Pioneering research into a new game-changing treatment for those affected by pancreatic cancer has begun, giving hope to patients. University of Glasgow scientist Dr Seth Coffelt, from the University’s School of Cancer Sciences, is leading the project, funded by Worldwide Cancer Research and Pancreatic Cancer UK, which aims to help make desperately needed new immunotherapy treatments a reality for future patients.
Survival rates for pancreatic cancer have barely improved in 50 years, with fewer than 6% of patients in Scotland surviving five years after their diagnosis. Currently, the only potential curative treatment of the disease is surgery, but just one in ten patients receive the operation. Tragically, the majority of patients are not diagnosed until after the cancer has spread to other parts of the body, meaning it is no longer possible to save their lives. Charities like Worldwide Cancer Research and Pancreatic Cancer UK are funding research to change this outcome for those diagnosed.
Immunotherapy treatments, which boost the immune system’s ability to recognise and destroy cancer cells, have proven a revelation for some types of cancers, such as leukaemia, but have so far been ineffective at treating pancreatic cancer. Dr Coffelt and his team have previously studied how some immune cells, called gamma delta T cells, play a role in driving the progression of pancreatic tumours. It is thought that they do this by controlling the activity of other types of immune cells, to produce the ideal environment for the tumour to grow and spread to other parts of the body.
Current immunotherapies available in clinics are often not working for patients with pancreatic cancer, which is the deadliest common cancer. Using cutting-edge techniques, Dr Coffelt and his team aim to learn more about how the immune system functions as pancreatic cancer spreads, so that they can try to identify new ways to target pancreatic cancer and offer hope to those who have been diagnosed.
Research into pancreatic cancer has been underfunded for decades, receiving only 3% of the UK cancer research budget. Worldwide Cancer Research and Pancreatic Cancer UK have come together to address this by jointly investing more than £240,000 in funding this new project, which will run at the Beatson Institute for Cancer Research and the University of Glasgow for the next three years.
Dr Seth Coffelt, Senior Research Fellow at the School of Cancer Sciences, said: "I am absolutely delighted to receive funding from Worldwide Cancer Research and Pancreatic Cancer UK. This funding will allow us to investigate the role of immune cells in pancreatic cancer progression. Hopefully, our results will someday lead to new immunotherapies for people with pancreatic cancer."
Stephanie Sinclair, Science Communications Manager at Worldwide Cancer Research, said: "I am very excited to see this innovative cancer research project starting here in Scotland, where Worldwide Cancer Research is based. We are delighted to be working with Pancreatic Cancer UK to support this crucial research looking for new cures for pancreatic cancer."

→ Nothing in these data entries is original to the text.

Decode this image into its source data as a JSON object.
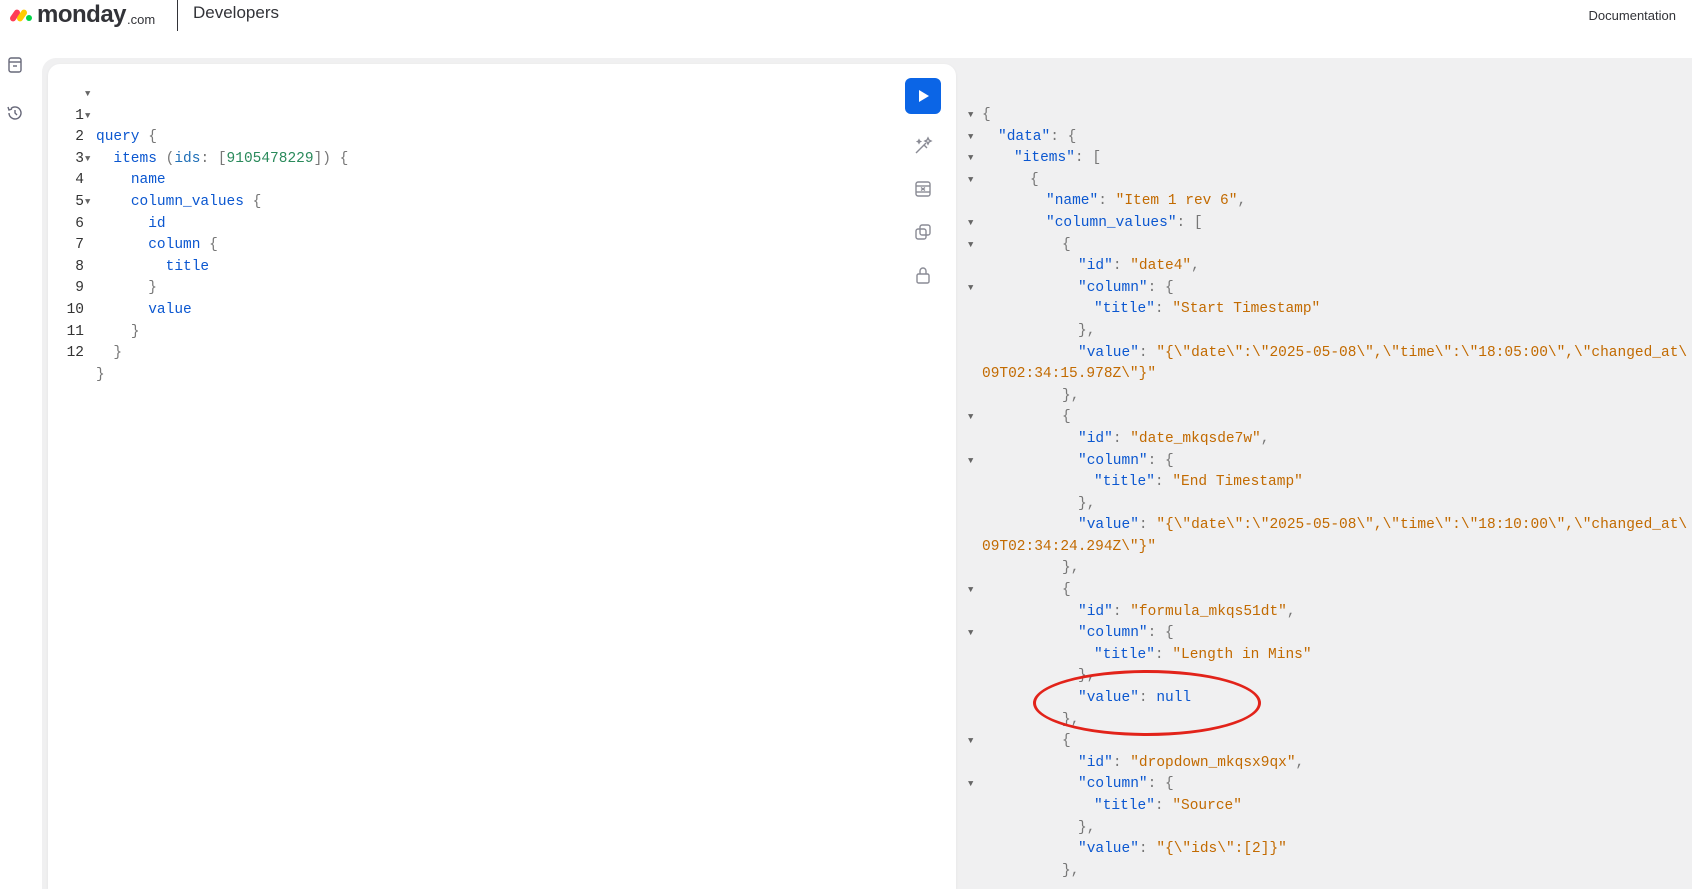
{
  "header": {
    "brand": "monday",
    "brand_suffix": ".com",
    "section": "Developers",
    "documentation_link": "Documentation",
    "logo_colors": [
      "#ff3d57",
      "#ffcb00",
      "#00d647"
    ]
  },
  "sidebar": {
    "items": [
      {
        "icon": "saved-queries-icon"
      },
      {
        "icon": "history-icon"
      }
    ]
  },
  "editor": {
    "lines": [
      {
        "num": "1",
        "fold": true
      },
      {
        "num": "2",
        "fold": true
      },
      {
        "num": "3",
        "fold": false
      },
      {
        "num": "4",
        "fold": true
      },
      {
        "num": "5",
        "fold": false
      },
      {
        "num": "6",
        "fold": true
      },
      {
        "num": "7",
        "fold": false
      },
      {
        "num": "8",
        "fold": false
      },
      {
        "num": "9",
        "fold": false
      },
      {
        "num": "10",
        "fold": false
      },
      {
        "num": "11",
        "fold": false
      },
      {
        "num": "12",
        "fold": false
      }
    ],
    "code": {
      "l1_keyword": "query",
      "l1_brace": " {",
      "l2_field": "items",
      "l2_open": " (",
      "l2_arg": "ids",
      "l2_colon": ": [",
      "l2_value": "9105478229",
      "l2_close": "]) {",
      "l3": "name",
      "l4_field": "column_values",
      "l4_brace": " {",
      "l5": "id",
      "l6_field": "column",
      "l6_brace": " {",
      "l7": "title",
      "l8": "}",
      "l9": "value",
      "l10": "}",
      "l11": "}",
      "l12": "}"
    },
    "toolbar": {
      "run_icon": "play-icon",
      "prettify_icon": "magic-wand-icon",
      "merge_icon": "merge-fragments-icon",
      "copy_icon": "copy-icon",
      "lock_icon": "lock-icon"
    },
    "accent_color": "#0b65e6"
  },
  "result": {
    "r1": "{",
    "r2_key": "\"data\"",
    "r2_rest": ": {",
    "r3_key": "\"items\"",
    "r3_rest": ": [",
    "r4": "{",
    "r5_key": "\"name\"",
    "r5_sep": ": ",
    "r5_val": "\"Item 1 rev 6\"",
    "r5_end": ",",
    "r6_key": "\"column_values\"",
    "r6_rest": ": [",
    "r7": "{",
    "r8_key": "\"id\"",
    "r8_val": "\"date4\"",
    "r9_key": "\"column\"",
    "r10_key": "\"title\"",
    "r10_val": "\"Start Timestamp\"",
    "r11": "},",
    "r12_key": "\"value\"",
    "r12_val": "\"{\\\"date\\\":\\\"2025-05-08\\\",\\\"time\\\":\\\"18:05:00\\\",\\\"changed_at\\",
    "r13_val": "09T02:34:15.978Z\\\"}\"",
    "r14": "},",
    "r15": "{",
    "r16_key": "\"id\"",
    "r16_val": "\"date_mkqsde7w\"",
    "r17_key": "\"column\"",
    "r18_key": "\"title\"",
    "r18_val": "\"End Timestamp\"",
    "r19": "},",
    "r20_key": "\"value\"",
    "r20_val": "\"{\\\"date\\\":\\\"2025-05-08\\\",\\\"time\\\":\\\"18:10:00\\\",\\\"changed_at\\",
    "r21_val": "09T02:34:24.294Z\\\"}\"",
    "r22": "},",
    "r23": "{",
    "r24_key": "\"id\"",
    "r24_val": "\"formula_mkqs51dt\"",
    "r25_key": "\"column\"",
    "r26_key": "\"title\"",
    "r26_val": "\"Length in Mins\"",
    "r27": "},",
    "r28_key": "\"value\"",
    "r28_val": "null",
    "r29": "},",
    "r30": "{",
    "r31_key": "\"id\"",
    "r31_val": "\"dropdown_mkqsx9qx\"",
    "r32_key": "\"column\"",
    "r33_key": "\"title\"",
    "r33_val": "\"Source\"",
    "r34": "},",
    "r35_key": "\"value\"",
    "r35_val": "\"{\\\"ids\\\":[2]}\"",
    "r36": "},"
  },
  "annotation": {
    "highlight_color": "#e2231a"
  }
}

Dr Chris Macdonald, Head of Research at Pancreatic Cancer UK, said: "Pancreatic cancer is a highly metastatic disease, often spreading throughout the body even before the first symptoms present themselves. Curative surgery is only possible if the disease is still contained in the pancreas, and even for those patients who are not able to have surgery, chemotherapy is much more effective if the cancer has not spread.
"Therefore, understanding why and how pancreatic cancer is able to hide from the immune system and spread around the body could allow us to find new ways to reduce or even prevent this from happening, giving more people the opportunity to survive for longer and spend more precious time with their loved ones."